|Title:||Habitat connectivity, complexity and quality: Predicting adult coho salmon occupancy and abundance|
|Author:||Kara Anlauf-Dunn, E. J. Ward, M. Strickland|
|Journal:||Canadian Journal of Fisheries and Aquatic Sciences|

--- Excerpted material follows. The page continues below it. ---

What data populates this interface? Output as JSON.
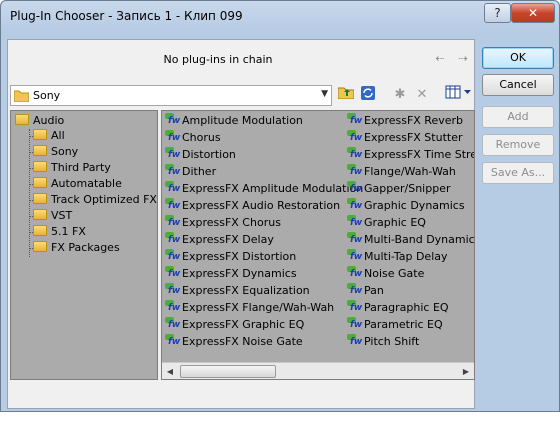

The distribution, quality, and connectivity of in-stream habitat can influence adult salmon occupancy and abundance patterns, and alter population dynamics. In this study, we evaluated the relationships between adult coho salmon occupancy and abundance with in-stream habitat conditions, including measures of spawning gravel, habitat complexity, and juvenile rearing habitat. We used corresponding adult salmon spawning and in-stream habitat data collected within coastal Oregon watersheds as part of a long-term monitoring program. We modeled two processes as a function of habitat characteristics; the number of coho salmon when they were present, and the occupancy probabilities of coho salmon. The results from both sub-models were then combined into an estimate of total abundance at each site. Adult coho salmon occupancy was best predicted by the capacity of the habitat to support parr during the winter, complex pools, percent bedrock, and site distance from the ocean. Increases in adult coho counts at sites were also influenced by the site distance from the ocean, and there is evidence that both percent gravel and complex pools may also be good predictors. Combined, our results indicate the spatial distribution and proximity of spawning and rearing habitats may maximize productivity for coho salmon in coastal Oregon watersheds.